There is little mystery about why the trend is changing. First, homeschooled students tend to score significantly higher on college entrance exams such as the ACT or SAT. In fact, the number of homeschooled students receiving National Merit Scholarships increased 500% from 1995–2003.5

Secondly, homeschooled students tend to outperform their counterparts while in college. Studies at both Boston University and Kennesaw State University show that homeschooled students tend to have higher GPAs while in college.6
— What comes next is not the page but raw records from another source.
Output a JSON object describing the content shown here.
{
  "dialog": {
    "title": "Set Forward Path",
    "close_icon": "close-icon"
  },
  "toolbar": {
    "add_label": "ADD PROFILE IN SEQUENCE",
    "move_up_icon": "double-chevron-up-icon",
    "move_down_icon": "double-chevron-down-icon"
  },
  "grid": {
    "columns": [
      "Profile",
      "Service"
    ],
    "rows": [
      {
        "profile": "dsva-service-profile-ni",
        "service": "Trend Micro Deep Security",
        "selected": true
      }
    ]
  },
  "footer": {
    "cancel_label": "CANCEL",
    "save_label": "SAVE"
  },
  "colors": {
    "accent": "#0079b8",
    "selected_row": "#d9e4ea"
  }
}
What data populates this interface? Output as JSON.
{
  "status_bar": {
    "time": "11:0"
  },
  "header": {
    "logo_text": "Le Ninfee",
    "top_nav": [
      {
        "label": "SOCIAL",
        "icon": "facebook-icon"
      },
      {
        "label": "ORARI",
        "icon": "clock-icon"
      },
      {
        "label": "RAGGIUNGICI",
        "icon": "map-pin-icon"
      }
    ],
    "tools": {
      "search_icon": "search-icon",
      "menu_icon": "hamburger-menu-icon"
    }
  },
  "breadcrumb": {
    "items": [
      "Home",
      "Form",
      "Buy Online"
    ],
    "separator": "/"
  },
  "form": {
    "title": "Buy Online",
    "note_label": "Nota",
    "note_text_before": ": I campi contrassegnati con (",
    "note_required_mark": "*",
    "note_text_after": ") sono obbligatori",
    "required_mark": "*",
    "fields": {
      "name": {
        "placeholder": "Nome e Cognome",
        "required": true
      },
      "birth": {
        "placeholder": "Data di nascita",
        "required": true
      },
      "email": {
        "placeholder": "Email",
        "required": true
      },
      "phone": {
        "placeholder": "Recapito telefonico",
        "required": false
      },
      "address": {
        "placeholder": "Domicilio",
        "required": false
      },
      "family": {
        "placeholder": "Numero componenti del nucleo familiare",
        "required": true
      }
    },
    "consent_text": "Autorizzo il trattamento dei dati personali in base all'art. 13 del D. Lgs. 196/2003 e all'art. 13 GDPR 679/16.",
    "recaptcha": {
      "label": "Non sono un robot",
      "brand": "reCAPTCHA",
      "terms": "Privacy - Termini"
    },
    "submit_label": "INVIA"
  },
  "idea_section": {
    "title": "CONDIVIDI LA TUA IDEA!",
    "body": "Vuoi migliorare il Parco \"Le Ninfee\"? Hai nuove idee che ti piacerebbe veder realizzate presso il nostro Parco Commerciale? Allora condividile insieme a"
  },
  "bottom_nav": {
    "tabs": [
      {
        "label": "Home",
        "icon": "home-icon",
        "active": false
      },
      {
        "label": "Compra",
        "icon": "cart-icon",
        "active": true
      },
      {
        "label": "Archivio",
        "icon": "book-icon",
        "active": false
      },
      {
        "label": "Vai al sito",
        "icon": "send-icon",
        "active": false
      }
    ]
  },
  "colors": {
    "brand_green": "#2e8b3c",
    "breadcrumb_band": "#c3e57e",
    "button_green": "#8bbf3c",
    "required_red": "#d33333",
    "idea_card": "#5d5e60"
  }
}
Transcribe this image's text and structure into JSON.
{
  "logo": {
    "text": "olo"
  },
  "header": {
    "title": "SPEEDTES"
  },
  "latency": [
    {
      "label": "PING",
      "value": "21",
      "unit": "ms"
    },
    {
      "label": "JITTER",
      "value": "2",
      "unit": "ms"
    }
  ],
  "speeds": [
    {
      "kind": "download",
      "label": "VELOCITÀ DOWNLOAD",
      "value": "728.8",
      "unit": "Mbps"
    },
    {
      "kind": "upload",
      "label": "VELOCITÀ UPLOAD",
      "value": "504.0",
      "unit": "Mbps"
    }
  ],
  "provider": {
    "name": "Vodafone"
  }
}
Thirdly, the independent-thinking skills possessed by homeschooled teens better prepares them for the college experience. It is odd that so many people perceive homeschooled teens as “unsocialized.” Years ago, I presented a paper at a C. S. Lewis Conference at Belmont University. There I spoke with many teens, and it was almost immediately apparent when I had encountered homeschooled students: They loved to debate about intellectual topics and it was clear that they were well read. This is not an isolated case. Michael Haverluck, in his article titled “Socialization: Homeschooling vs. Schools,” wrote: “Research presented at the National Christian Home Educator’s Leadership Conference divulged that homeschool graduates far exceeded their public and private school counterparts in college by ranking the highest in 42 of 63 indicators of collegiate success. They were also ranked as being superior in four out of five achievement categories, including socialization, as they were assessed as being the most charismatic and influential.”7

One of the main benefits of homeschooling is that it tends to produce adults who retain an intellectual curiosity about the world around them—a trait that is often destroyed in mass-produced education models. After studying 180 homeschooled students who were attending college for the first time, Dr. Rhonda Galloway reached this conclusion:  “I think the edge home schooled children have over conventionally educated students—whether Christian or public—is that they’re not afraid to ask questions; they speak their minds and they have to be readers because they’re so involved in the self-teaching aspect.”8 Perhaps that is one reason that 74% of homeschooled students go on to attend college, while only 44% of traditionally schooled students do.9

Myth #4: If I homeschool during high school, my teen will miss out on important social skills such as dating.

It is important to increase social activities for teens in an effort to prepare them for college, the workplace, or marriage. Teens need to know how other people think—especially those of the opposite sex. However, it is possible to increase these opportunities while still homeschooling. Church youth groups and Christian summer camps are great options. Also, look into extracurricular activities that involve groups—local choirs or drama clubs. Just check these groups out carefully and make sure that they are properly supervised and do not expose your teen to influences they are not yet equipped to handle. You may consider allowing social media such as Facebook in these years as well. Just make sure that you are also “friended” on the account so that you can monitor activity.

Homeschooled teens can—and do—date. However, some homeschool families follow courtship principles or at least limit dating to the later high school years. There really is nothing positive that can be gained by allowing dating before the age of 16 or even later. The trend toward early dating is usually fueled by social pressures that most homeschooled teens (blissfully) are not exposed to on a daily basis, and dating at a young age often leads to the destruction of moral values and future goals. If you set the ground rules early in life, there is usually not a problem.